Valuing the integrated farms business and finding the right buyer were not straightforward, according to FarmCare managing director Richard Quinn.

A range of advisors helped with the valuation and recent £249 million ($420 million; €314 million) sale of The Co-Operative’s farms business, FarmCare, to UK health charity The Wellcome Trust, according to Richard Quinn, managing director of FarmCare.

The valuation process was particularly complex because it had to take into account various businesses as well as the land; it included 100 residential properties and 27 commercial properties. The land was also farming a variety of different production crops and livestock too, adding to the complexity, said Quinn.

“It was certainly not a straightforward calculation, but I think the valuation Wellcome Trust acquired it at was appropriate,” Quinn told Agri Investor.

UK estate agency Savills counseled Co-Op on farmland values whereas accountancy firm Deloitte advised on valuing the overall business. UK property consultants Bidwells and accountancy PricewaterhouseCoopers performed the same respective tasks for Wellcome, according to Quinn.

Despite the deal’s complexity, Co-Op’s sale attracted a huge amount of interest from a wide range of investors including wealthy individuals and existing agribusinesses, according to Quinn. The firm did consider selling off parts of the business to different parties although always preferred to sell the business as a whole, he added.

“I am sure there will be many people saying that you could get more money for selling the farms off separately but FarmCare is an integrated business, so there would have been a large amount of complexity splitting it up. Plus, it was in the interests of Co-Op to sell as a whole and finding the right investor was of upmost importance.”

While the bid price was of course an important factor, FarmCare and Co-Op officials were also interested in investors with the longest term interests and those that would invest further to develop the business.

While in many cases it is now business as usual for FarmCare, there are clear opportunities for further investment and development, said Quinn.

“We will be working hard to develop the business, improve performance and be a leading agribusiness,” he said.
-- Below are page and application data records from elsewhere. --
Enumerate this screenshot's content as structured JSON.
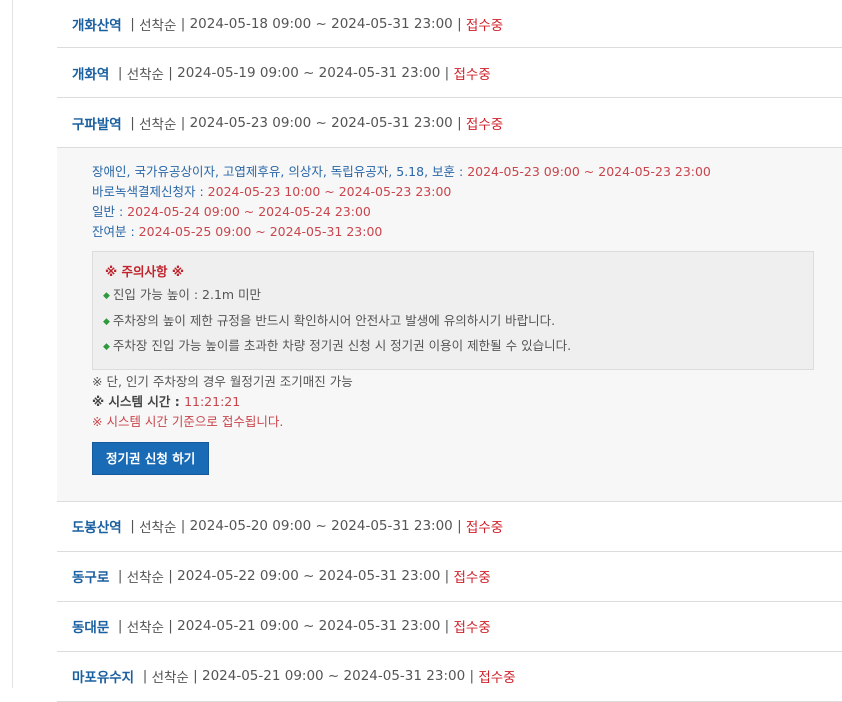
{
  "stations": [
    {
      "name": "개화산역",
      "method": "선착순",
      "period": "2024-05-18 09:00 ~ 2024-05-31 23:00",
      "status": "접수중"
    },
    {
      "name": "개화역",
      "method": "선착순",
      "period": "2024-05-19 09:00 ~ 2024-05-31 23:00",
      "status": "접수중"
    },
    {
      "name": "구파발역",
      "method": "선착순",
      "period": "2024-05-23 09:00 ~ 2024-05-31 23:00",
      "status": "접수중"
    },
    {
      "name": "도봉산역",
      "method": "선착순",
      "period": "2024-05-20 09:00 ~ 2024-05-31 23:00",
      "status": "접수중"
    },
    {
      "name": "동구로",
      "method": "선착순",
      "period": "2024-05-22 09:00 ~ 2024-05-31 23:00",
      "status": "접수중"
    },
    {
      "name": "동대문",
      "method": "선착순",
      "period": "2024-05-21 09:00 ~ 2024-05-31 23:00",
      "status": "접수중"
    },
    {
      "name": "마포유수지",
      "method": "선착순",
      "period": "2024-05-21 09:00 ~ 2024-05-31 23:00",
      "status": "접수중"
    }
  ],
  "separator": "|",
  "detail": {
    "schedule": [
      {
        "label": "장애인, 국가유공상이자, 고엽제후유, 의상자, 독립유공자, 5.18, 보훈 : ",
        "period": "2024-05-23 09:00 ~ 2024-05-23 23:00"
      },
      {
        "label": "바로녹색결제신청자 : ",
        "period": "2024-05-23 10:00 ~ 2024-05-23 23:00"
      },
      {
        "label": "일반 : ",
        "period": "2024-05-24 09:00 ~ 2024-05-24 23:00"
      },
      {
        "label": "잔여분 : ",
        "period": "2024-05-25 09:00 ~ 2024-05-31 23:00"
      }
    ],
    "notice_title": "※ 주의사항 ※",
    "notice_items": [
      "진입 가능 높이 : 2.1m 미만",
      "주차장의 높이 제한 규정을 반드시 확인하시어 안전사고 발생에 유의하시기 바랍니다.",
      "주차장 진입 가능 높이를 초과한 차량 정기권 신청 시 정기권 이용이 제한될 수 있습니다."
    ],
    "bullet": "◆",
    "extra_note": "※ 단, 인기 주차장의 경우 월정기권 조기매진 가능",
    "system_time_label": "※ 시스템 시간 : ",
    "system_time_value": "11:21:21",
    "system_time_note": "※ 시스템 시간 기준으로 접수됩니다.",
    "apply_button": "정기권 신청 하기"
  },
  "colors": {
    "link": "#1a5fa0",
    "status": "#d0202a",
    "button": "#1a6bb5"
  }
}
Before the sale, FarmCare had already started working on developing new offtake arrangements with other supermarkets and food businesses, said Quinn adding that that process might be easier now.